Have you ever just been walking down the street and seen someone, a stranger maybe, and just imagined a life with them? This series is about that idea, a collection of random sightings and the stories that follow.
The luggage in your hand is nearly the same size as you. It has the wheels that turn are advertised as turning hundred and eighty degrees, but yours are perpetually sticking to the airport floor. I guess it’s not really so surprising—those suitcases are packed so tightly you probably had to jump on them for a good hour just to force any movement out of the zipper. But you’re dragging them stubbornly behind you, regardless of physics, and somehow your momentum’s enough to keep you lurching on ahead, one rough stumble backwards for every few feet of headway you manage.
I don’t know what it is that makes you look up sharply, then, but you do, and it’s accidentally in my direction.
For a split second, I wish you were coming with me instead.
I’m flying out to New York to visit my family. It’s all the wrong kinds of cliché—the religious family with all the Italian charm inescapably entwined with all the prejudice of the genuine old stock. They’ve insisted on carrying down family traditions via good breeding, and I’m next in line for the proverbial throne. My older brother and sister have both been married off—my brother to a woman directly from Italy, with a cardinal for a father, and my sister (somewhat disappointingly) to a man of an appropriate bloodline but whose knack for the language is decidedly lacking.
These marriages have been, at worst, tolerable.
You would be intolerable.
Your smile is open, easy, and a little bit crooked, and your hair is the shade of dark brown my family adores most, with just enough curl to count.
And they would hate you, and they would hate me.
You’d hold my hand the whole way, and I’d be squeezing so hard I’d almost be afraid of crushing it, except that you’d be clinging back, and pressing quiet kisses into my hair every so often, just to remind me that at least when the impending apocalypse comes along and swallows me whole, I’ll have had this, first.
I would second guess myself a thousand times; this would never unsettle you. You would know it would be the first time I’d ever tasted the delightfully sharp tang of something a little close to courage. (It wouldn’t really be courage, of course—I’d have just stolen your own unshakeable confidence and pretended, for a while, that it could be mine too. The cowardly despair in the pit of my stomach would be the only thing so irrefutably my own. But sometimes, when you would absent-mindedly tap out a beat against the inside of my knee, probably to a song you’d been practicing on the drums, it would feel like enough. It would feel like the best kind of too much.)
I would tell them. I would tell them in a single shaky breath, before all the confidence I’d pretended to have could shatter at my feet and leave me stuttering along to the beat of an unsteady heart.
I would be honest, and we would both be intolerable.
I would cry, and bemoan, and regret, and you would hold me and never tell me it was okay. It wouldn’t be.
After that, it would hurt. It would hurt and maybe I wouldn’t regret so much anymore.

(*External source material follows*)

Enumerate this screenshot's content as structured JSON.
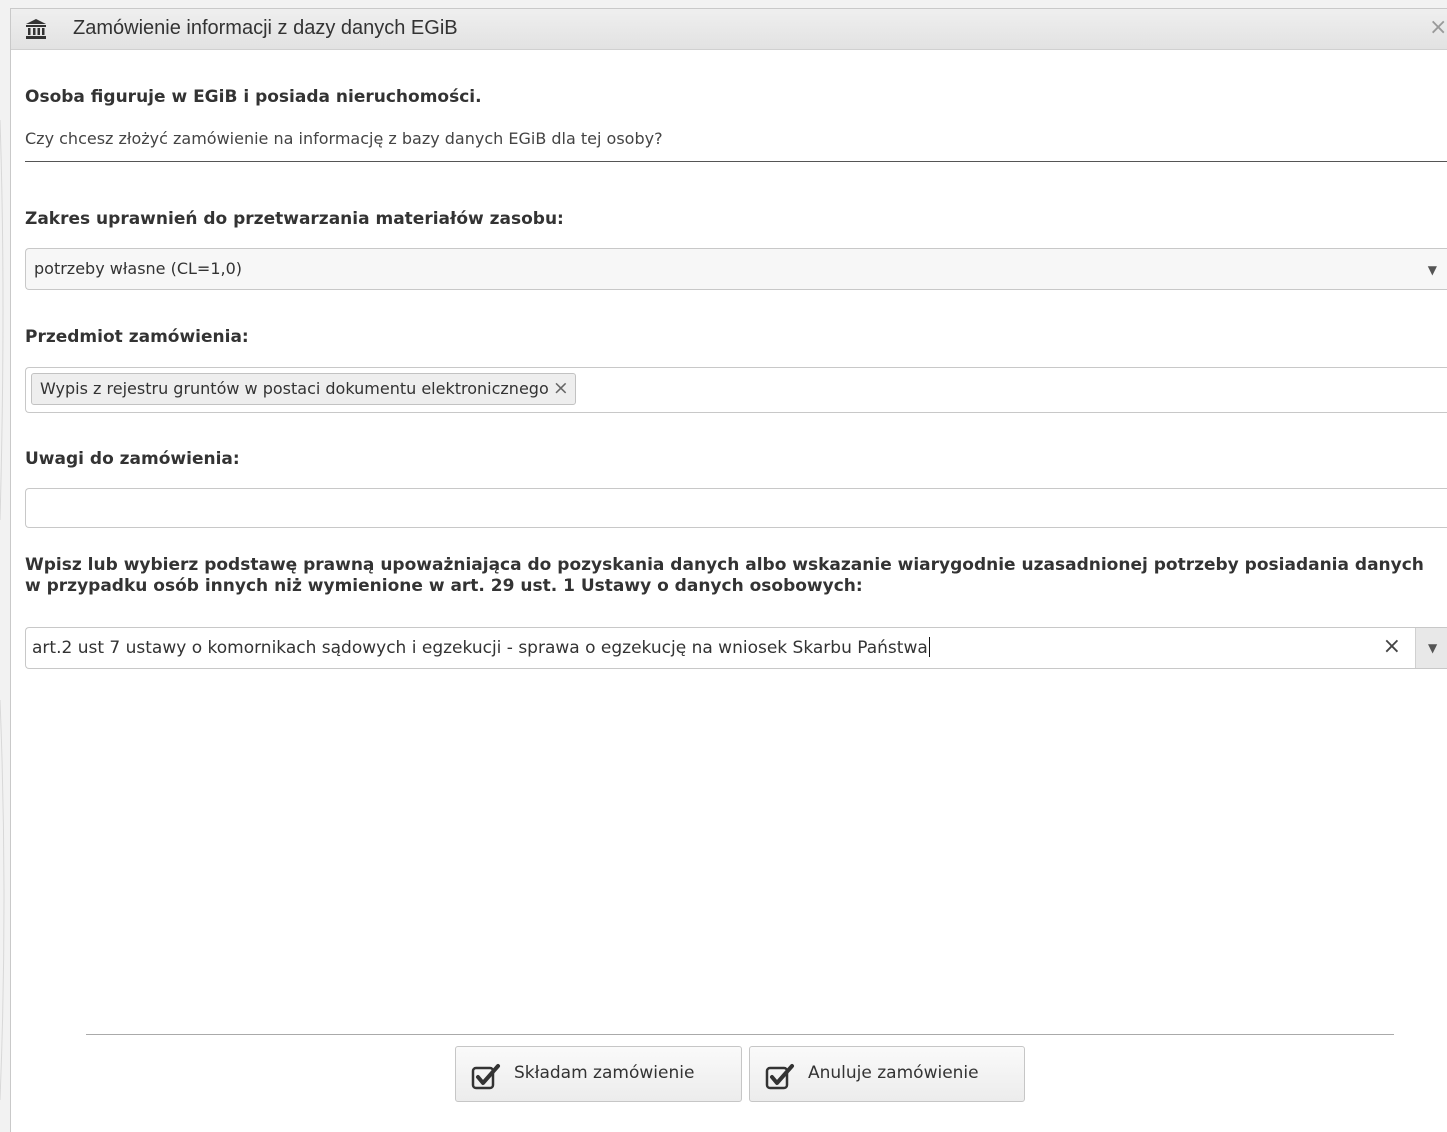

But I can’t steal your pretend bravery, because now you’re looking away and directing that wonderfully imperfect smile at someone else, and all I know how to do is play pretend.
“No boyfriend,” I’ll say. And then, “Yet.”
Everyone will take a breath.
I will be dishonest, and I will be intolerable.